>>>

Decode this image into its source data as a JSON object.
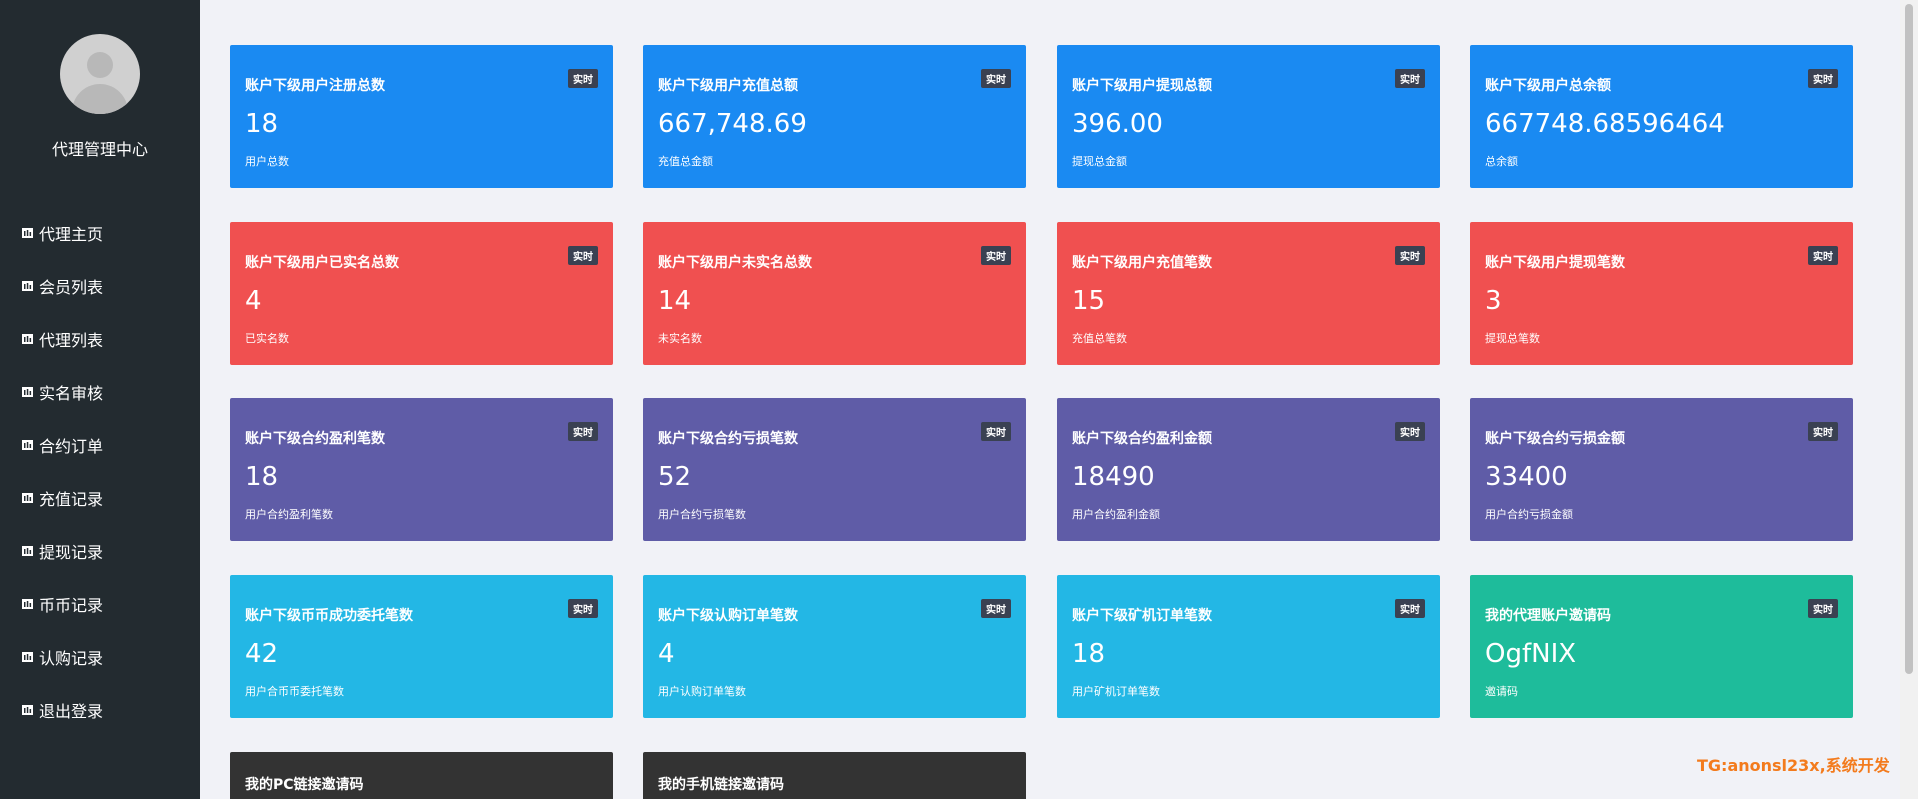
{
  "sidebar": {
    "brand": "代理管理中心",
    "items": [
      {
        "label": "代理主页"
      },
      {
        "label": "会员列表"
      },
      {
        "label": "代理列表"
      },
      {
        "label": "实名审核"
      },
      {
        "label": "合约订单"
      },
      {
        "label": "充值记录"
      },
      {
        "label": "提现记录"
      },
      {
        "label": "币币记录"
      },
      {
        "label": "认购记录"
      },
      {
        "label": "退出登录"
      }
    ]
  },
  "cards": [
    {
      "title": "账户下级用户注册总数",
      "badge": "实时",
      "value": "18",
      "sub": "用户总数"
    },
    {
      "title": "账户下级用户充值总额",
      "badge": "实时",
      "value": "667,748.69",
      "sub": "充值总金额"
    },
    {
      "title": "账户下级用户提现总额",
      "badge": "实时",
      "value": "396.00",
      "sub": "提现总金额"
    },
    {
      "title": "账户下级用户总余额",
      "badge": "实时",
      "value": "667748.68596464",
      "sub": "总余额"
    },
    {
      "title": "账户下级用户已实名总数",
      "badge": "实时",
      "value": "4",
      "sub": "已实名数"
    },
    {
      "title": "账户下级用户未实名总数",
      "badge": "实时",
      "value": "14",
      "sub": "未实名数"
    },
    {
      "title": "账户下级用户充值笔数",
      "badge": "实时",
      "value": "15",
      "sub": "充值总笔数"
    },
    {
      "title": "账户下级用户提现笔数",
      "badge": "实时",
      "value": "3",
      "sub": "提现总笔数"
    },
    {
      "title": "账户下级合约盈利笔数",
      "badge": "实时",
      "value": "18",
      "sub": "用户合约盈利笔数"
    },
    {
      "title": "账户下级合约亏损笔数",
      "badge": "实时",
      "value": "52",
      "sub": "用户合约亏损笔数"
    },
    {
      "title": "账户下级合约盈利金额",
      "badge": "实时",
      "value": "18490",
      "sub": "用户合约盈利金额"
    },
    {
      "title": "账户下级合约亏损金额",
      "badge": "实时",
      "value": "33400",
      "sub": "用户合约亏损金额"
    },
    {
      "title": "账户下级币币成功委托笔数",
      "badge": "实时",
      "value": "42",
      "sub": "用户合币币委托笔数"
    },
    {
      "title": "账户下级认购订单笔数",
      "badge": "实时",
      "value": "4",
      "sub": "用户认购订单笔数"
    },
    {
      "title": "账户下级矿机订单笔数",
      "badge": "实时",
      "value": "18",
      "sub": "用户矿机订单笔数"
    },
    {
      "title": "我的代理账户邀请码",
      "badge": "实时",
      "value": "OgfNIX",
      "sub": "邀请码"
    },
    {
      "title": "我的PC链接邀请码"
    },
    {
      "title": "我的手机链接邀请码"
    }
  ],
  "watermark": "TG:anonsl23x,系统开发",
  "colors": {
    "sidebar_bg": "#232b30",
    "blue": "#1a8af2",
    "red": "#f05050",
    "purple": "#5f5ca7",
    "cyan": "#23b7e5",
    "green": "#1ebc9b",
    "dark": "#333333",
    "badge_bg": "#3a4152",
    "watermark": "#f37b1d"
  }
}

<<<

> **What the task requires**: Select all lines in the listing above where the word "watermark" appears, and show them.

> **Your response**:
  "watermark": "TG:anonsl23x,系统开发",
    "watermark": "#f37b1d"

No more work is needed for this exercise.